The diamond may serve as a useful metaphor for the design of social systems grounded in the connected, horizontally-based strength of their members, rather than in vertical power structures. The Amish — who have no coercive political organization and who embrace the private ownership of property — know what we have long since forgotten: politics divides us and, in so doing, weakens our social connectedness. Political systems set group against group, engendering a distrust of everyone except, of course, political leaders. By such means, the networks that would otherwise connect us to one another as we pursue our various self-interests, become cleaved.
When our informal, spontaneous social systems are weakened by the personal fears that institutions — including the media — help to generate within us, we become eager to have such fears assuaged by the expansion of institutional power over our lives. A vertically-structured political system enjoys the exercise of power only because its underlying social system has become weak.
When top-down coercion replaces the autonomous patterns of horizontal connectedness, we lose all sense of respect for the inviolability of ourselves and others. Look at how easily the state was able to sever our connectedness with others immediately after 9/11. With almost no questioning, most of us accepted the piling up of lies by the president and other administration officials; waved flags in the faces of those who dared to suggest inquiries; and accepted the inflation of police-state powers over anything the administration sought to control.
Those who persist in trying to breathe life into dead horses are the real utopians. The political structuring of society has long been grounded in pie-in-the-sky fantasies that power-hungry men and women can make us better than we are; that ever-more sophisticated weapons of death and destruction can bring peace to the world; and that, in the words of Herbert Spencer, there is a "political alchemy by which you can get golden conduct out of leaden instincts." As our formal world continues to disintegrate before us, it is time that we abandon the utopian fictions in which we are conditioned and face the stark reality that whatever future we have will be decided by the content of our thinking. Because only you and I are in control of — and, thus, responsible for — our thinking, only you and I are capable of bringing order to our world.

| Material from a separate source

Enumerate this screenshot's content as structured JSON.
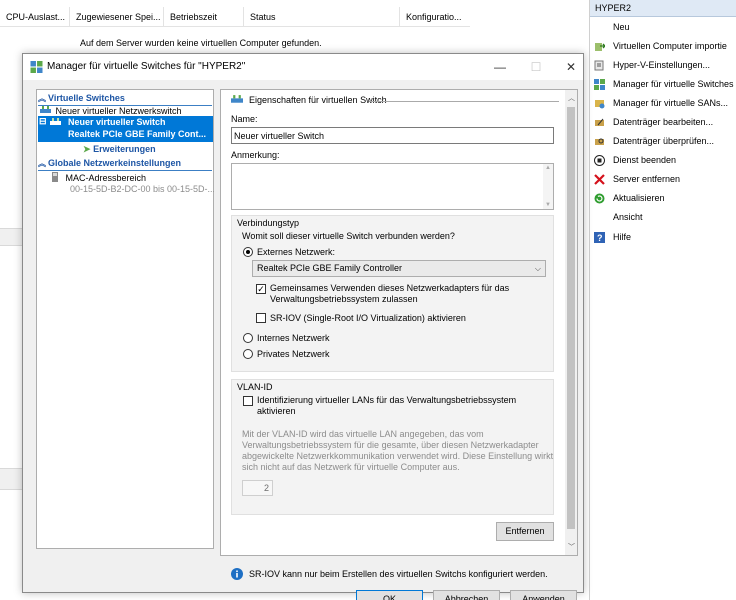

Butler Shaffer [send him e-mail] teaches at the Southwestern University School of Law.